Hearing loss, on the other hand, is not only invisible but not everyone with hearing loss is disabled. Mild hearing loss is not usually a disability. Severe to profound hearing loss is, and these people are entitled to accommodations under the ADA. But many who have severe and even disabling hearing loss refuse to acknowledge it, fearful of stigma and discrimination. In order to get accommodations under the ADA, you must acknowledge disability. Many are unwilling to take that step. That complicates advocacy for all of us with hearing loss.

Deputy Inspector Daniel Carione of the New York City Police Department put this eloquently in a talk he gave at a meeting of HLAA’s New York City Chapter last spring. Carione was a 22-year much-decorated veteran of the NYPD when he was forced to take early retirement in 2011. The reason? He wore hearing aids. He decided to fight the ruling. Before he had any legal ground to stand on, he told the audience, he had to make an important admission to himself.

“The Americans with Disabilities Act is not this heroic shield that falls from the sky and protects each and every person who may or may not be disabled,” he said. “You have to be disabled. That was very difficult for me to accept.”

Dan Carione does not look disabled. He was—and is—a powerful physical and intellectual presence. To use the word disabled about himself defied the visible reality. But his attorney knew that admitting disability was essential. “One of the first things she taught me was to use the word disabled. It’s counter-intuitive. It hit me in the head like a dart because I didn’t want to use the word disabled. But if you’re not disabled, the ADA can’t protect you.”

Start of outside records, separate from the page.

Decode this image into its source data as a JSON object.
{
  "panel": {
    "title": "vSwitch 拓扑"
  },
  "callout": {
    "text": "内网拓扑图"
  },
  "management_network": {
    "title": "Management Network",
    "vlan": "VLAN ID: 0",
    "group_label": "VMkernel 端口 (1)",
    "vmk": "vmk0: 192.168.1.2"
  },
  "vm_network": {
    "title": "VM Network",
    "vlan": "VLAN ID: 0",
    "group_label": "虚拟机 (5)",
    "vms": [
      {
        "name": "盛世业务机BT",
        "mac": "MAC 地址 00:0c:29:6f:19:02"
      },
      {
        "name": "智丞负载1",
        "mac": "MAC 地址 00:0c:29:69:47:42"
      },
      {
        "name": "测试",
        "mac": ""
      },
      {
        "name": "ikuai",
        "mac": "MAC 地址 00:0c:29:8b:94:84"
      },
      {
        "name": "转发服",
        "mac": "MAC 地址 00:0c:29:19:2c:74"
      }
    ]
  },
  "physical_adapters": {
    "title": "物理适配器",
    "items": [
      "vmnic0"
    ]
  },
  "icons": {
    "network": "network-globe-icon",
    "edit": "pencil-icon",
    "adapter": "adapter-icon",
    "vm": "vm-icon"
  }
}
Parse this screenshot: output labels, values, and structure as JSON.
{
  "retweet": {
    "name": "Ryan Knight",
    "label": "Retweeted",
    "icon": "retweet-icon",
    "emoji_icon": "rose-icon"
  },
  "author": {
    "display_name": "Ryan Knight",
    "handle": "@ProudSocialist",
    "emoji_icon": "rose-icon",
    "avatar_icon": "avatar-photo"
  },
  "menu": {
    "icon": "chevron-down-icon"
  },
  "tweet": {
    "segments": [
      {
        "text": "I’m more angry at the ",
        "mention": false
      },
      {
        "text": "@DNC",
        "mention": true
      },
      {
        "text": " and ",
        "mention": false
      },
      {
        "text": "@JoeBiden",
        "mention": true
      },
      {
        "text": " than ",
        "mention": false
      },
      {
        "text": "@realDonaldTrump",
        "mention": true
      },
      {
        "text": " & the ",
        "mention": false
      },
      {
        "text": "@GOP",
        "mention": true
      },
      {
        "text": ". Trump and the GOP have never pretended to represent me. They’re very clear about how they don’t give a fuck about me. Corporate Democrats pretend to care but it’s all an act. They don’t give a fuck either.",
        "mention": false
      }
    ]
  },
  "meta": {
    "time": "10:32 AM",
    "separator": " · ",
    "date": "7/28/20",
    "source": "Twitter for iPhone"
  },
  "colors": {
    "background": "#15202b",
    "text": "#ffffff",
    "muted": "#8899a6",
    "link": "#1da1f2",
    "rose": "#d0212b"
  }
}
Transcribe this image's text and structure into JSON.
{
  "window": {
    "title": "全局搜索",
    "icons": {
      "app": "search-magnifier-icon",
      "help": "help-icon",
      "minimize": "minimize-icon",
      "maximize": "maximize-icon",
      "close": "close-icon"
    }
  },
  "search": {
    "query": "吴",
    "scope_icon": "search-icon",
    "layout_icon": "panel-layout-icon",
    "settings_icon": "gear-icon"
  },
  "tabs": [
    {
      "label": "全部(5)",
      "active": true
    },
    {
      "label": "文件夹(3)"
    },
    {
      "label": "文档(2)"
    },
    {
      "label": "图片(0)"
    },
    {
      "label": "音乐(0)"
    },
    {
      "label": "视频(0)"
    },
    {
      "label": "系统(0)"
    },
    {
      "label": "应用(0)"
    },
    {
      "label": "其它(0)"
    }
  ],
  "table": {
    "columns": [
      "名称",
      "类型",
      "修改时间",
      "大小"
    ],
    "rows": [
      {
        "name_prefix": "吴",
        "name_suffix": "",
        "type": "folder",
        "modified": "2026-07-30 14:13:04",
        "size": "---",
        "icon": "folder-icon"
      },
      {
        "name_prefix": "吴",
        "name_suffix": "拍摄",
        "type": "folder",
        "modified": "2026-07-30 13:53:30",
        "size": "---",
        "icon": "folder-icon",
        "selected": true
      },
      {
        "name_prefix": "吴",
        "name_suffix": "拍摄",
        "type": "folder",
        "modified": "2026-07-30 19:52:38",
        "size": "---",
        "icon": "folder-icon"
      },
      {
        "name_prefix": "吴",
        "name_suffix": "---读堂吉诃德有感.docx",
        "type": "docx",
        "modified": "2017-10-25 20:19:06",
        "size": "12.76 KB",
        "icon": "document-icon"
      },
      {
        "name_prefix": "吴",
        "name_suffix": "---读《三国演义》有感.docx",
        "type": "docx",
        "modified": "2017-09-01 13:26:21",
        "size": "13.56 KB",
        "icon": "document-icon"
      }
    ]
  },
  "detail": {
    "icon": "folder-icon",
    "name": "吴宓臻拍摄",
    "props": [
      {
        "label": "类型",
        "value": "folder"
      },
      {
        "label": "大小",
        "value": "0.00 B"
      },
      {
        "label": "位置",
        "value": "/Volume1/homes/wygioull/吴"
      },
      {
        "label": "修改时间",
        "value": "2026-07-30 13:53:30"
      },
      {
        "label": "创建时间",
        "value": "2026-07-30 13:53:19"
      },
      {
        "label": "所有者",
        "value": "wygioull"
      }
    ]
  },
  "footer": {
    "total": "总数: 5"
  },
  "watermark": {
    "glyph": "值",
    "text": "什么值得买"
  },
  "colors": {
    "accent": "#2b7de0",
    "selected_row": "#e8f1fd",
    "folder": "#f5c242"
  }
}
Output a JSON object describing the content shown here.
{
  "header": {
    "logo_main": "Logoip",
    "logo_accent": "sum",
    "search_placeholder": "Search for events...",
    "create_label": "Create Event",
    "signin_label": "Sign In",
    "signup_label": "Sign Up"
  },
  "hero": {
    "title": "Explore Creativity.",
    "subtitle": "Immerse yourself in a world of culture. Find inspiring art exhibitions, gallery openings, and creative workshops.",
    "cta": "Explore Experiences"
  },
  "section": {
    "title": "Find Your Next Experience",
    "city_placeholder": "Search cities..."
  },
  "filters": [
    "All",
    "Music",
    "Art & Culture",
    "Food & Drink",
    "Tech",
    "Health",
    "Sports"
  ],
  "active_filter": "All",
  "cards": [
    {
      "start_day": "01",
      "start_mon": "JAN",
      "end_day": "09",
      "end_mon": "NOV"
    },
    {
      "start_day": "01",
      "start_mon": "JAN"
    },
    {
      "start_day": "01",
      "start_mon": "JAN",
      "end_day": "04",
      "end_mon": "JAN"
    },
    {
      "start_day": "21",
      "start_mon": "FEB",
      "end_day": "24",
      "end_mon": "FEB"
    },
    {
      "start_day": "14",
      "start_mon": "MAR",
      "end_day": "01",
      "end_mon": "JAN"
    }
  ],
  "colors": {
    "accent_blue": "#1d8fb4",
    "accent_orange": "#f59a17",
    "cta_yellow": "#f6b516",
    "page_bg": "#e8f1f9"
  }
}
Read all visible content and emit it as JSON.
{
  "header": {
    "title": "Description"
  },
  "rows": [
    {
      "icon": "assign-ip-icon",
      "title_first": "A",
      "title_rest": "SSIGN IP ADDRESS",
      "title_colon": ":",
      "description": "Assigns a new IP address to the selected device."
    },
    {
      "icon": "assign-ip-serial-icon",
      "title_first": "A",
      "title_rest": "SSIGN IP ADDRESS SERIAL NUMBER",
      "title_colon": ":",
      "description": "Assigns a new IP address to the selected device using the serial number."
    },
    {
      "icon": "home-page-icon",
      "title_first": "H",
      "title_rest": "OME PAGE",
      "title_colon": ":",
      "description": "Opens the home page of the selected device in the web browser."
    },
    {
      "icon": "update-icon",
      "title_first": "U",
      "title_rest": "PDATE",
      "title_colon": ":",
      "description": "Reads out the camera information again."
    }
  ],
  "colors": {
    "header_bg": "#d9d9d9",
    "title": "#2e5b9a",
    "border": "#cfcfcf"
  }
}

As a hidden disability, and one with stigma attached, hearing loss is often not acknowledged. This harms not only those who refuse to acknowledge it but it also makes getting accommodations for the rest of us even harder. If a movie theater thinks you’re the only person in the audience who needs captions, that makes it easy to say it’s an expense they can’t afford. I go to a movie theater in the small town where I live part time. The audience is preponderantly gray. Statistics tell us that many have hearing loss that is severe if not disabling. Half of those in the United States 75 and over have disabling hearing loss, according to the NIDCD. But you’d never know it because you can’t see it and they aren’t talking about it.

So on this National Disability Day, if you have hearing loss and can’t hear a speaker at a lecture or at your place of worship, can’t hear at a movie, can’t hear that airline announcement, speak up. Ask for a hearing assistive device. Ask for captions. Ask for accommodations. Speak up for yourself, and you will be speaking up for all of us.

 

For more about hearing health, my book “Smart Hearing.” will tell you everything I know about hearing loss, hearing aids, and hearing health.Smart Hearing Cover final

You can get it online at Amazon or Barnes & Noble, in paperback or ebook for Kindle or Nook. You can also ask your library or favorite independent bookstore to order it.